Exercise
From the listing below, copy out every line where the word "true" appears.

======== Exercise data ========

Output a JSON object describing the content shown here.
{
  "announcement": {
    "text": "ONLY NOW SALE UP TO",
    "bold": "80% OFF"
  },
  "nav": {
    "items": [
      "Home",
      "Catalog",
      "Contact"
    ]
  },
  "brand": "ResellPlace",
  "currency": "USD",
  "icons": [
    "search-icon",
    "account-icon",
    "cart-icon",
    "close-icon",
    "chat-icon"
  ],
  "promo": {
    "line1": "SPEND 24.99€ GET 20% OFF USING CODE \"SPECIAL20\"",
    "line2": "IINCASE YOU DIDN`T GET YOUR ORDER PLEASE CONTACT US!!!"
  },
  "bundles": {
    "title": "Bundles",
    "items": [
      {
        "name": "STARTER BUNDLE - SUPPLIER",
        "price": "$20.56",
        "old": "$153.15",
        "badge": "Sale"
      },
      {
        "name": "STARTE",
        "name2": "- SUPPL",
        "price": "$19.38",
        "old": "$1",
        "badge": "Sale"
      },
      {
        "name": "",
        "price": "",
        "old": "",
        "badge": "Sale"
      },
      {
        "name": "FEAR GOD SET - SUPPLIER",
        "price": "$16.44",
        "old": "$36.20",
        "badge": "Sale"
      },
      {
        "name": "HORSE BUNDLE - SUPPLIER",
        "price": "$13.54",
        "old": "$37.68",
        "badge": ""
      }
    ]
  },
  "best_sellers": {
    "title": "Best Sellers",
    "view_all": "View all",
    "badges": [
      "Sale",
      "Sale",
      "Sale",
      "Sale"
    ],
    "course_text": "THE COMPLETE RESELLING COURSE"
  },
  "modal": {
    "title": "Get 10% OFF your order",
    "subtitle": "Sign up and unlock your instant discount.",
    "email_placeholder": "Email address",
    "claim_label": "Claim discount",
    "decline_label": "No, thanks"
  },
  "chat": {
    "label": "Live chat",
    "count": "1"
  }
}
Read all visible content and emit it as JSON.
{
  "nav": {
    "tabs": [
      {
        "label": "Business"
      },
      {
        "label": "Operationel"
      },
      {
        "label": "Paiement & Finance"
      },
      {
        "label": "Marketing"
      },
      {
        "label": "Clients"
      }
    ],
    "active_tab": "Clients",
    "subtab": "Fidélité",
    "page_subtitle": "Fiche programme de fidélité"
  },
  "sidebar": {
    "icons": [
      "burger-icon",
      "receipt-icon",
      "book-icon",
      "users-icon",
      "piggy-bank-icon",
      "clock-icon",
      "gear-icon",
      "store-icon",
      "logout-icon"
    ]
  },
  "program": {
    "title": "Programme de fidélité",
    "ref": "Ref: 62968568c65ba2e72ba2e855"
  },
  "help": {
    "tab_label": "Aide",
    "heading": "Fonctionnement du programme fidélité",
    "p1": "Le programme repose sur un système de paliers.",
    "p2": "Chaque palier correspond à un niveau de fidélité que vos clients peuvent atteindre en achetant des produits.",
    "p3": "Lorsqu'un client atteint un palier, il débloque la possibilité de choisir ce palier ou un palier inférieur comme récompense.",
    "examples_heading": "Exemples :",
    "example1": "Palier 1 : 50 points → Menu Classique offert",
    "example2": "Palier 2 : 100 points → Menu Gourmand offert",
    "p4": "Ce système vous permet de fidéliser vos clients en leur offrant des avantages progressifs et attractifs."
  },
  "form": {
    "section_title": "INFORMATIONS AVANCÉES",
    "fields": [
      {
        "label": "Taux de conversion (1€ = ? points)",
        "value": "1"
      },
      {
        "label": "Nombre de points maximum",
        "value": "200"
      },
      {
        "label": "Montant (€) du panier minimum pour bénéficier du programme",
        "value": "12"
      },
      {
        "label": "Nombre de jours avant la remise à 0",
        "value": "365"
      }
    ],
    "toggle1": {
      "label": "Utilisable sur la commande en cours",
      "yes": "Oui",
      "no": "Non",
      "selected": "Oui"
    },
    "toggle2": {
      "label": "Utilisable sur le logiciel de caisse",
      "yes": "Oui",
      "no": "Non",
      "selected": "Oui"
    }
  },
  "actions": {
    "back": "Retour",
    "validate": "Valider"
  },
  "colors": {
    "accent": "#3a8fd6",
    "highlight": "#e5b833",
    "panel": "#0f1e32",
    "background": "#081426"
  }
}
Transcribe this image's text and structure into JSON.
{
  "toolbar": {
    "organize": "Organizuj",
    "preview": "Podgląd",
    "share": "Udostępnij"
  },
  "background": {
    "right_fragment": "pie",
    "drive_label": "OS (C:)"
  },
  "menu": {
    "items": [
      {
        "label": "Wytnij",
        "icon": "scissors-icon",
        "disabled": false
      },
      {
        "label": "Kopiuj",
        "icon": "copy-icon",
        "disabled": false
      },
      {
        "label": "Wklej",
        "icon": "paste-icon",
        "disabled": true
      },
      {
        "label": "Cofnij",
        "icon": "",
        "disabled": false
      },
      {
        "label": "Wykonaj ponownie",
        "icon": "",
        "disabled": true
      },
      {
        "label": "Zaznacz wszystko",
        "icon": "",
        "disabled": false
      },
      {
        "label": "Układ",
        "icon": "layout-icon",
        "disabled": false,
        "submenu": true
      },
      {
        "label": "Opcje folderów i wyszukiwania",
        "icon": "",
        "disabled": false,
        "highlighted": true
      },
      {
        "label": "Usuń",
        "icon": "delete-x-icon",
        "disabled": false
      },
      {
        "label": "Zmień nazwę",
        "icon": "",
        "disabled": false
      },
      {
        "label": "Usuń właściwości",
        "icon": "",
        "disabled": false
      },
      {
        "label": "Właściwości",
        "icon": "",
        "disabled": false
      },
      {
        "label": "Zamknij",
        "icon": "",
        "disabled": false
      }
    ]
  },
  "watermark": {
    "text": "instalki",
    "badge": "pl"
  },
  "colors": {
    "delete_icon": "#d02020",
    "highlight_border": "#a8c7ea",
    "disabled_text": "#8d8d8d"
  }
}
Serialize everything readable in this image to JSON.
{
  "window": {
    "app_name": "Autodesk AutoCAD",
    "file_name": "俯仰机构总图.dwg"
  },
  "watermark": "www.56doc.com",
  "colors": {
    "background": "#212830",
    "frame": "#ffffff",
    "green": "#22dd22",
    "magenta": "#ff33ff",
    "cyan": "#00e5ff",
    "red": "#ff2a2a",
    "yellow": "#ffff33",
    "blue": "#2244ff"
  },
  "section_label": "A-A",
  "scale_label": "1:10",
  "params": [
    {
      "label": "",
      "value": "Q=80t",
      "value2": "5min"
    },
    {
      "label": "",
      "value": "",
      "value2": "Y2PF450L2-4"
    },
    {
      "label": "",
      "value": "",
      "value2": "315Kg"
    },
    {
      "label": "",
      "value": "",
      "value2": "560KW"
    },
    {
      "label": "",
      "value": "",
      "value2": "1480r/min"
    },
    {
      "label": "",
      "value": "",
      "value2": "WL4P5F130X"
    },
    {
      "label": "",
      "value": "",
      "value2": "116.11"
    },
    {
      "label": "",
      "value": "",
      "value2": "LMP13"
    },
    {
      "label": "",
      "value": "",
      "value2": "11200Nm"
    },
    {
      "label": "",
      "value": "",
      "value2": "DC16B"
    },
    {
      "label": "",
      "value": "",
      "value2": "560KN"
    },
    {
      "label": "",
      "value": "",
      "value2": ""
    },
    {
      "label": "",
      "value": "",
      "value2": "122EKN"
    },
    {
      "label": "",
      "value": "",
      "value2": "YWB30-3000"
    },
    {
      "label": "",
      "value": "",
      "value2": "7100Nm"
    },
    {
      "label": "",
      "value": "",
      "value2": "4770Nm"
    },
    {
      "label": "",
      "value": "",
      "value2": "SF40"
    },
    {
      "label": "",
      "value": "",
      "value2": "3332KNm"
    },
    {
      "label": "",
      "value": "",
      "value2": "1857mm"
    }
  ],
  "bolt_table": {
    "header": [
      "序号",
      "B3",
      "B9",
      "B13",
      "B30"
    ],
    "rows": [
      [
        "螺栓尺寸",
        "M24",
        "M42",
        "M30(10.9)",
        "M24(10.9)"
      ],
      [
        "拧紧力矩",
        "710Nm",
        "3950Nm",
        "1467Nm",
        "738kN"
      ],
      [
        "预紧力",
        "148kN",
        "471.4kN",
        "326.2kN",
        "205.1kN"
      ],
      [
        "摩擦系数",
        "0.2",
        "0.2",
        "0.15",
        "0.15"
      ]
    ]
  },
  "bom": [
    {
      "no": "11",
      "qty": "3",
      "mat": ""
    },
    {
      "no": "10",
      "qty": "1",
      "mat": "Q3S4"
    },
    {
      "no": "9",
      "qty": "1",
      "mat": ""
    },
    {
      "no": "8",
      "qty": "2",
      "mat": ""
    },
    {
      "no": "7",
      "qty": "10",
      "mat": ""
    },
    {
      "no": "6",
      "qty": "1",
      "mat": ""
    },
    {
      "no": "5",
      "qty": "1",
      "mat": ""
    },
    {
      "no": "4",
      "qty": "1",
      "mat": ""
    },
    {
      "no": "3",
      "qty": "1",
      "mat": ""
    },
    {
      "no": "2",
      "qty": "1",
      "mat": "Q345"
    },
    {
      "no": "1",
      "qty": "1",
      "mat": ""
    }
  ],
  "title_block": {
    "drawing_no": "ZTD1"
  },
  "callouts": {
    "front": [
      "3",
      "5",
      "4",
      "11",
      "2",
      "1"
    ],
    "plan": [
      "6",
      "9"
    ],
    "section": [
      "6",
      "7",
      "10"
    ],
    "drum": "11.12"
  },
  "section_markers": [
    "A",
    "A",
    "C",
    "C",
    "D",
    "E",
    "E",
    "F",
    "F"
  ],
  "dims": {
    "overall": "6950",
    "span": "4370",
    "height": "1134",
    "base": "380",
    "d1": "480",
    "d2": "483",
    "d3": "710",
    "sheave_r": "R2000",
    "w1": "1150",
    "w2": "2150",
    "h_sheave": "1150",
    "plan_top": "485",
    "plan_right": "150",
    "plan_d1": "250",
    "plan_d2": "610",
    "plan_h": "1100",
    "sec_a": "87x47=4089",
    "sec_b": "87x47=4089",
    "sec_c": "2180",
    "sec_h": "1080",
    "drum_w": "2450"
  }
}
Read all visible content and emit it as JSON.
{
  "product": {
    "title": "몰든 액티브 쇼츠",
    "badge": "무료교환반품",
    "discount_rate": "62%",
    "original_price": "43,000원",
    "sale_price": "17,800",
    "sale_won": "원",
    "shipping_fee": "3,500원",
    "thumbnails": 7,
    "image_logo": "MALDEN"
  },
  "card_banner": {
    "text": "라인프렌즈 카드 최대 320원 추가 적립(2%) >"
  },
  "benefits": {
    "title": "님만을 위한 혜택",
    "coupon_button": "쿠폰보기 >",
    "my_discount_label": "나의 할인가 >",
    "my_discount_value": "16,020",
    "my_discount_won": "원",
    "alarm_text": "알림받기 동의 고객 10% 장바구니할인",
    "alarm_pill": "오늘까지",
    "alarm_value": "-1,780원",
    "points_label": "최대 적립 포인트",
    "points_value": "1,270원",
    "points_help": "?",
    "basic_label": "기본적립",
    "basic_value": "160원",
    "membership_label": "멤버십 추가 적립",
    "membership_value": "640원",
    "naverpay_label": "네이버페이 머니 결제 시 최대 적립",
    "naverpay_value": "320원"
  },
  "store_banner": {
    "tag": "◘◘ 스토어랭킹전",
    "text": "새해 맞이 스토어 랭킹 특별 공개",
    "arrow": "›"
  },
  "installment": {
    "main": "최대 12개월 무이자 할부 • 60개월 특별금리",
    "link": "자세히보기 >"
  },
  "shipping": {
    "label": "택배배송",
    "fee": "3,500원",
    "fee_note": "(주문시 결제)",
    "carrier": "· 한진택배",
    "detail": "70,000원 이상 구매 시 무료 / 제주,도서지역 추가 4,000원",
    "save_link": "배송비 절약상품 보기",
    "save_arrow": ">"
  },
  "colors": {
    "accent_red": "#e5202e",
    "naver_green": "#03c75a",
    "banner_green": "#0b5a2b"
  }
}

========

Result of the exercise
        "disabled": true
        "disabled": true
        "submenu": true
        "highlighted": true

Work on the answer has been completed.